'''

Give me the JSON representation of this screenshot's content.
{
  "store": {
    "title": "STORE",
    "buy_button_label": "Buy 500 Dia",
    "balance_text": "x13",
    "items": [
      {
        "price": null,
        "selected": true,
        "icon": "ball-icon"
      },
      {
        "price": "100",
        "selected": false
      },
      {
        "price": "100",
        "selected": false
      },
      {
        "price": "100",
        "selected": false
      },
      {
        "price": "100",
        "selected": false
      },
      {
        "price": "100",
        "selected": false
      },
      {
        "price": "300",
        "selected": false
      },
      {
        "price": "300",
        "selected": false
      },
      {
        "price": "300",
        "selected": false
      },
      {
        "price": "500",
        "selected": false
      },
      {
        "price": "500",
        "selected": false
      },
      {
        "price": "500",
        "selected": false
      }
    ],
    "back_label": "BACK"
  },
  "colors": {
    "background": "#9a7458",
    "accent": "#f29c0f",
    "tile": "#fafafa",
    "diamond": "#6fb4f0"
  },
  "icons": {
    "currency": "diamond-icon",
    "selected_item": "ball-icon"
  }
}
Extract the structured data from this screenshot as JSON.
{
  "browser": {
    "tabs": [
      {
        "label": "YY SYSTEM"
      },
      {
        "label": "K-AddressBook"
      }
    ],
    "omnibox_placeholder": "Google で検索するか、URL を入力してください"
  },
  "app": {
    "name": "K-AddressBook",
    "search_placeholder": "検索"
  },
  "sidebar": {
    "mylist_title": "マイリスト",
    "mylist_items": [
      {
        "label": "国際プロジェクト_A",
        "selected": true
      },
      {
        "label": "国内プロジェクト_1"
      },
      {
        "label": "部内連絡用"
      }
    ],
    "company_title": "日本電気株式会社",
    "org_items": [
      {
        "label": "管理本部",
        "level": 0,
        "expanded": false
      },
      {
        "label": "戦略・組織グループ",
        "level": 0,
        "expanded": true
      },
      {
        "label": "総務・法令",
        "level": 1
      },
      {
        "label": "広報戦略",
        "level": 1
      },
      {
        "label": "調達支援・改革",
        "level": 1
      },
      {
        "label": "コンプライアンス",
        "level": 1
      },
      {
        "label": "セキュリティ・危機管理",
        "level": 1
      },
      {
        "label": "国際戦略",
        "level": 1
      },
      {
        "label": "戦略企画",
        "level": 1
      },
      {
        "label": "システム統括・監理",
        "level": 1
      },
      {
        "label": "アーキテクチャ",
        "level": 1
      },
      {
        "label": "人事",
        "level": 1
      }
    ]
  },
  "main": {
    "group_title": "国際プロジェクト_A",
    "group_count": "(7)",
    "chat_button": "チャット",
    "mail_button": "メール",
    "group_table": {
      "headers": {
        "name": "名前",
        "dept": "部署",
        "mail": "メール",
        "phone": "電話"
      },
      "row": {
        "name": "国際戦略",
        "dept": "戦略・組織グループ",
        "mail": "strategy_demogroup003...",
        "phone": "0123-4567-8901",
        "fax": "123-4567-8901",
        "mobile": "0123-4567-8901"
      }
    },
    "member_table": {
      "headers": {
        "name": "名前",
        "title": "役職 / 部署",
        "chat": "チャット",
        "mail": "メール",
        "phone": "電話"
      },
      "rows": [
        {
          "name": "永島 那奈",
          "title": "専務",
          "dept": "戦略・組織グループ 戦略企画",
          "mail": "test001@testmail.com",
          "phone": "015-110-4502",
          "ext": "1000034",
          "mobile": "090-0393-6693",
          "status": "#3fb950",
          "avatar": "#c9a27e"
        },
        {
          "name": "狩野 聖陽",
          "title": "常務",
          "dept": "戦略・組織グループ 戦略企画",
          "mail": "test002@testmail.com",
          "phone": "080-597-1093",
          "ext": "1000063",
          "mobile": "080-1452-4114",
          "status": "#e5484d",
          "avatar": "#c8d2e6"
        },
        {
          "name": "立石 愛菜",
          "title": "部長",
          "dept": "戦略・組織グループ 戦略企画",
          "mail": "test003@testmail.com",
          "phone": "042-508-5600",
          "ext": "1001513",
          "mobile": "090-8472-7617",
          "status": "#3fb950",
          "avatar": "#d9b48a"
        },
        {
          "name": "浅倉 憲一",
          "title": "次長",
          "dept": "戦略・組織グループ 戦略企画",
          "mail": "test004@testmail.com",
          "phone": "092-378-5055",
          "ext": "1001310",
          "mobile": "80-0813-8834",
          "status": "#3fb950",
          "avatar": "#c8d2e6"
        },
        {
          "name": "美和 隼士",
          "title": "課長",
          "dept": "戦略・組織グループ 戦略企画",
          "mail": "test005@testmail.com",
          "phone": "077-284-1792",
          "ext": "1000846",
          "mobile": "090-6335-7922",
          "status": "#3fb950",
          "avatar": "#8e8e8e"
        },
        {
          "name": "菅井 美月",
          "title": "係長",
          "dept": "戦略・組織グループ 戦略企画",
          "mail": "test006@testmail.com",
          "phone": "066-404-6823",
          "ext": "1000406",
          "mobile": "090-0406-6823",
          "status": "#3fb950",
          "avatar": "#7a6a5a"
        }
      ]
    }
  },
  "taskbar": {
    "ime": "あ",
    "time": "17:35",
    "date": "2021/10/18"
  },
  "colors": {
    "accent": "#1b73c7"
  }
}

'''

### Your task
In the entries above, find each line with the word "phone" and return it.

### Output of the exercise
        "phone": "電話"
        "phone": "0123-4567-8901",
        "phone": "電話"
          "phone": "015-110-4502",
          "phone": "080-597-1093",
          "phone": "042-508-5600",
          "phone": "092-378-5055",
          "phone": "077-284-1792",
          "phone": "066-404-6823",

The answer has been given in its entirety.